▶ _GIVEN DATA_
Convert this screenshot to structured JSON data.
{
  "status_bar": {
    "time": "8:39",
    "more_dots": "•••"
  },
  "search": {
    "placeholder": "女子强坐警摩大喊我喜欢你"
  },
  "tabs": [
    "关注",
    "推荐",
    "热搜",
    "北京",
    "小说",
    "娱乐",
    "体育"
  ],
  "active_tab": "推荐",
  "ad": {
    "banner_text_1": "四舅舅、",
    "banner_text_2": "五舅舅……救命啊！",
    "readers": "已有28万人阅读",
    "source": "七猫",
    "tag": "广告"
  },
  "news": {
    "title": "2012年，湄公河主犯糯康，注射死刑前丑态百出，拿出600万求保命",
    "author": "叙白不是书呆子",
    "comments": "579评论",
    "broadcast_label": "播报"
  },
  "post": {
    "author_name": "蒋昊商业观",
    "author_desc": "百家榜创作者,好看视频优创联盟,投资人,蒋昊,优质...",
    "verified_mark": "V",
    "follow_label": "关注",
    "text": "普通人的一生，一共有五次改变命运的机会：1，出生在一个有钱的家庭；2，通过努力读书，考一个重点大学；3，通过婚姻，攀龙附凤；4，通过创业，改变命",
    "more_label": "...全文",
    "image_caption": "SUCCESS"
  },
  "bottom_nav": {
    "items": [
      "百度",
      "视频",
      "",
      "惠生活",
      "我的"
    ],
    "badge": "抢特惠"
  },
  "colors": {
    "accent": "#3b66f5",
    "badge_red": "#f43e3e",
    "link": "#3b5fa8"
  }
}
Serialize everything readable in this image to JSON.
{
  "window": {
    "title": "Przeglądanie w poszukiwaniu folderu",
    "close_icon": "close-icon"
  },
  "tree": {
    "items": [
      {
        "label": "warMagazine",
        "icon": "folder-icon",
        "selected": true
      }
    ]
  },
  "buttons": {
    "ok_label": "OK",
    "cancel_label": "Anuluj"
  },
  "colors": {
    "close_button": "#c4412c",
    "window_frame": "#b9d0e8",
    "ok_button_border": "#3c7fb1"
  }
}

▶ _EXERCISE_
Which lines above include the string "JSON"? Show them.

▶ _RESULT_
Convert this screenshot to structured JSON data.
Serialize everything readable in this image to JSON.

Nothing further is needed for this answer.